Center is Awarded Grant to Study Minority Health and Health Disparities
Principal Investigator and Center Director, Flavio F. Marsiglia, professor in the School of Social Work, and Research Team with Olga Idriss Davis, co-principal investigator and associate professor in the Hugh Downs School of Human Communication, received a five-year renewable $7,178,038 grant from the National Center on Minority Health and Health Disparities establishing the Southwest Interdisciplinary Research Center (SIRC) as a National Institutes of Health Center of Excellence to explore the complex factors influencing minority health and health disparities among the racial and ethnic minorities in the Southwest.

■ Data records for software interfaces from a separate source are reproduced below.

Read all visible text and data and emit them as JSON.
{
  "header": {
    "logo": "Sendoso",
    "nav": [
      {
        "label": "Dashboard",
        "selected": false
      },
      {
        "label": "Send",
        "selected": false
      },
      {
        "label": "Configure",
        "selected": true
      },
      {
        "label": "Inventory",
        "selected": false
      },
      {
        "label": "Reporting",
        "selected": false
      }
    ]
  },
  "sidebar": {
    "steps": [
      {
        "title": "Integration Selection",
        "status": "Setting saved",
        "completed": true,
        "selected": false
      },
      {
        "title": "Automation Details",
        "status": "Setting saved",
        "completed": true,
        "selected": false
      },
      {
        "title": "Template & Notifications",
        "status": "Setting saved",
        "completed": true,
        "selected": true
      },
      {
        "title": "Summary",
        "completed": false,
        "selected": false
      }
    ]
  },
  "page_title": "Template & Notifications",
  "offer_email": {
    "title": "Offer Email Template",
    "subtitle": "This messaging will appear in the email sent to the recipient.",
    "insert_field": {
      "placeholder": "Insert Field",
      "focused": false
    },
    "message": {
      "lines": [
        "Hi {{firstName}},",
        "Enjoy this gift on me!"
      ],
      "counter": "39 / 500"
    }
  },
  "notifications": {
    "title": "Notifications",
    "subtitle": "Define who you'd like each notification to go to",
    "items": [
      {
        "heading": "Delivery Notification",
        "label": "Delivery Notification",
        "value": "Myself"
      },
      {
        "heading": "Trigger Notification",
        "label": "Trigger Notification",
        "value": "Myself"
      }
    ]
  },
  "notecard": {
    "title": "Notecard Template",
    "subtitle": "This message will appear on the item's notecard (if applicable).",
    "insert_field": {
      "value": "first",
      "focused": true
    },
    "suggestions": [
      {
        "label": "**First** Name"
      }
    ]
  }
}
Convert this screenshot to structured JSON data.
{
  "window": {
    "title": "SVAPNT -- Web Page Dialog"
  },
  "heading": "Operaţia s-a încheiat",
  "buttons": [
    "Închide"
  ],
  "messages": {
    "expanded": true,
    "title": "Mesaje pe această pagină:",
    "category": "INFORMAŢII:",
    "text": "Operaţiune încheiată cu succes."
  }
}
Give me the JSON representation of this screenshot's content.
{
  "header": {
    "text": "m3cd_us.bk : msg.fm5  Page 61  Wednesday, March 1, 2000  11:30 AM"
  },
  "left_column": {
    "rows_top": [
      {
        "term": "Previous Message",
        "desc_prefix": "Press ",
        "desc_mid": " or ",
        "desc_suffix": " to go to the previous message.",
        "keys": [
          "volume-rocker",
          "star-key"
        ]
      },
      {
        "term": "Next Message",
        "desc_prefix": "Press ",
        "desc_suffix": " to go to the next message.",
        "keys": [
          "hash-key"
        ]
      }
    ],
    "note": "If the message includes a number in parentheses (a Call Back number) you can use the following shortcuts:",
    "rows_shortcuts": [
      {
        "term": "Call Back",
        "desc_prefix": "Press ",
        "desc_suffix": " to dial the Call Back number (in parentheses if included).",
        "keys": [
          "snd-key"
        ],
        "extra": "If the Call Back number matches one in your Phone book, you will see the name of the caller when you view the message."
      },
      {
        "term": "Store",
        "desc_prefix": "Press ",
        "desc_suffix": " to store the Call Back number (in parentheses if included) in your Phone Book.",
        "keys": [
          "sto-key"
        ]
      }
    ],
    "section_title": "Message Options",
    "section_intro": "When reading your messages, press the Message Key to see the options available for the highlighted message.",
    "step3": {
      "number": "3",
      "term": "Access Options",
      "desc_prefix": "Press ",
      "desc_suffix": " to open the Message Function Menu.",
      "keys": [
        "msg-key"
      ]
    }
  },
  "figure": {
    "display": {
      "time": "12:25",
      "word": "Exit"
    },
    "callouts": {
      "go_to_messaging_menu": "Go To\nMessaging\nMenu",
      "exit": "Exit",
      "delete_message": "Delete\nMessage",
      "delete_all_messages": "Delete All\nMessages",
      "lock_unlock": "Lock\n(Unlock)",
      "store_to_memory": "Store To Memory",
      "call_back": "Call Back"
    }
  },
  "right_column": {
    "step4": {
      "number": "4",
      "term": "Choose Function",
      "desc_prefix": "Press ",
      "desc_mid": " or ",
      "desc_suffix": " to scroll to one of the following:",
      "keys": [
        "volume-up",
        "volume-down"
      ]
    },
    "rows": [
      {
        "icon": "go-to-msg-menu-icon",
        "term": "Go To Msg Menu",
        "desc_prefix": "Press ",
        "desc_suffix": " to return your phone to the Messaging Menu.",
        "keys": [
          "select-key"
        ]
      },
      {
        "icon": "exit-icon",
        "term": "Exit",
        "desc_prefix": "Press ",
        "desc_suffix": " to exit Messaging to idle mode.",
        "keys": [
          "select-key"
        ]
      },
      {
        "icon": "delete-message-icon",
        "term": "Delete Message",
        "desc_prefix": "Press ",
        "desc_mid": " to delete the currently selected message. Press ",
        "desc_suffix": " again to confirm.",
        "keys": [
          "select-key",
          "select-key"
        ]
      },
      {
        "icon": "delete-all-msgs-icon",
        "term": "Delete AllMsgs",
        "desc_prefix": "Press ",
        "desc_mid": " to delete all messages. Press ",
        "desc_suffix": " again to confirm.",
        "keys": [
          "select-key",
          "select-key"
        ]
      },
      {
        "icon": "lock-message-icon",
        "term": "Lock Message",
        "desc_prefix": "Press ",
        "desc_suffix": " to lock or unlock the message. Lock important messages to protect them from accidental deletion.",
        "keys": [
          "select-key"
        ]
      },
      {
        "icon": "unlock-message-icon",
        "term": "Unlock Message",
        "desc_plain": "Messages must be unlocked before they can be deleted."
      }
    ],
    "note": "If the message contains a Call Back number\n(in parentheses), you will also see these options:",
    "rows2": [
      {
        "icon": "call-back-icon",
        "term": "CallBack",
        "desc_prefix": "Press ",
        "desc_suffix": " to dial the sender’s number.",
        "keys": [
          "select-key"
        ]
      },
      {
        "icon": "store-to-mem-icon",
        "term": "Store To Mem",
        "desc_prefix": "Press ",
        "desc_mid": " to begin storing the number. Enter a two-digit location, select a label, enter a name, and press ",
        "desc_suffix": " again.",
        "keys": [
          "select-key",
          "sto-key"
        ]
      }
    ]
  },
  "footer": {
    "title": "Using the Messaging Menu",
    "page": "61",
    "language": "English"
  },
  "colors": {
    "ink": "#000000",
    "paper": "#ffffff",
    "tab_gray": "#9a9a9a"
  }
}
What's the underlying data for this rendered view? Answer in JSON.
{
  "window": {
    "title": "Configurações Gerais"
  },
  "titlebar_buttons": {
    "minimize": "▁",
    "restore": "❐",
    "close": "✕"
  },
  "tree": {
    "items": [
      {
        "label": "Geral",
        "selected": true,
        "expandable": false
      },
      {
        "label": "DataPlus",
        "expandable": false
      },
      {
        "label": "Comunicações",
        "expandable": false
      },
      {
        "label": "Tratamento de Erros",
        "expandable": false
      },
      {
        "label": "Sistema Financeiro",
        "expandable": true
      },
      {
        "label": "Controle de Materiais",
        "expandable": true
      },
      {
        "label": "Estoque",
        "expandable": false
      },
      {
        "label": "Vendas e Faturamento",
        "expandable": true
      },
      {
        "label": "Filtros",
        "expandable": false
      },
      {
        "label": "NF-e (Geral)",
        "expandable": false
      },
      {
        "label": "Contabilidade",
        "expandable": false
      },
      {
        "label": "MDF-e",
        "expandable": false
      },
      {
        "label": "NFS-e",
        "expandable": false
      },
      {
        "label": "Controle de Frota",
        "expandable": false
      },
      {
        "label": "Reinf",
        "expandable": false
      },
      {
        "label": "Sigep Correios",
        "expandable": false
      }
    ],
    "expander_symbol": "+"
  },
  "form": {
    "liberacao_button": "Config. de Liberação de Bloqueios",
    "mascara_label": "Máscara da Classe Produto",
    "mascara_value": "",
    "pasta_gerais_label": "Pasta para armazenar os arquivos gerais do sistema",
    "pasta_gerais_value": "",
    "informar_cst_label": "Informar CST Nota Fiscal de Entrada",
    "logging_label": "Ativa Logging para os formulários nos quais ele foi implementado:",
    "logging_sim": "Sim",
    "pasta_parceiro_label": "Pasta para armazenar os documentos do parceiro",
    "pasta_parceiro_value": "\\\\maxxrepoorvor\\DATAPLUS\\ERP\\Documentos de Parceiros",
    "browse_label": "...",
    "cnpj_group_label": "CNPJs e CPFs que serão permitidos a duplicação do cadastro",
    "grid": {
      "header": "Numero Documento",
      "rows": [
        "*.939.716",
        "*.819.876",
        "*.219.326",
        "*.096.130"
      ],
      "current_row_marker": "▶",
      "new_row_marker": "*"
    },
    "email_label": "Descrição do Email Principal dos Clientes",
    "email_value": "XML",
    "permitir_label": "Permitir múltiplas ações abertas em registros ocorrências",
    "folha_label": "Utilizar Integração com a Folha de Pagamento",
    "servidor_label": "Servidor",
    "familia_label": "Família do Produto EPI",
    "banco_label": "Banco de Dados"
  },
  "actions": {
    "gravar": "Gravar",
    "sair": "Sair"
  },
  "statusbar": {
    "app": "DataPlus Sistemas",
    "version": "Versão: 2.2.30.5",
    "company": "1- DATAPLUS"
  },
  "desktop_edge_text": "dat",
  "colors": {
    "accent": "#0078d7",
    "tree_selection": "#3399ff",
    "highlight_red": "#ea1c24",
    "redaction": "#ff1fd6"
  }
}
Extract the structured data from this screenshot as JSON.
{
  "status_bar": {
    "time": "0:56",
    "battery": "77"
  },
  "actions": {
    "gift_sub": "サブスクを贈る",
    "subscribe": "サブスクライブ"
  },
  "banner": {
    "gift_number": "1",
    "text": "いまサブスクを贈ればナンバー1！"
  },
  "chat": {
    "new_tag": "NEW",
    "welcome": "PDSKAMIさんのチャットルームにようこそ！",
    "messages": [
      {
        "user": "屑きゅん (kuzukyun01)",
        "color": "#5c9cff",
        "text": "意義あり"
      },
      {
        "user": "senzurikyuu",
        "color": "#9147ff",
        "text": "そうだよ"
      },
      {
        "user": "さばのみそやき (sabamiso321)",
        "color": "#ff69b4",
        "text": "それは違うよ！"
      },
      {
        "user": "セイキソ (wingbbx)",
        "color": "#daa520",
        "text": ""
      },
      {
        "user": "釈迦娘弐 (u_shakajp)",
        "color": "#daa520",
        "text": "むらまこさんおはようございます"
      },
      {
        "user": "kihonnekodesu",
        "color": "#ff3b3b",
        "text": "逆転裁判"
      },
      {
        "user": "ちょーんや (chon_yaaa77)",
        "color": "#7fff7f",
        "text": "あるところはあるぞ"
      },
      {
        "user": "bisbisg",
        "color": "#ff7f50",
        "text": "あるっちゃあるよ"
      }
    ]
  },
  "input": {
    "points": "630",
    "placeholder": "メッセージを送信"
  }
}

Other co-Principal Investigators from Arizona State University include: Professor Eddie Brown (American Indian Studies), Professor Felipe Castro (Psychology), Mary Gillmore (professor and director, School of Social Work) and Professor Stephen Kulis (School of Sociology and Family Dynamics).
U.S. Department of Education Safe and Drug Free Schools Program
Linda C. Lederman, professor of Human Communication and Dean of Social Sciences in the College of Liberal Arts and Sciences at Arizona State University, is the principal investigator on U.S. Department of Education Safe and Drug Free Schools Program, $450,000. CFDA #84.184H for 2007-2009 entitled First You Have to Get Their Attention: Population Level Programming as the First Step in Reducing Dangerous Drinking and Changing the Culture of the University to Support Healthy Choices. This is Dean Lederman's sixth grant from he U.S. Department of Education. The Project Director is Karen Moses, Director of ASU's Wellness and Health Prevention Program at ASU. Among the grant team working with Lederman and Moses on the project are two Hugh Downs School PhD students, Aaron Hess, Research Associate, and Lisa Menegator, research assistant.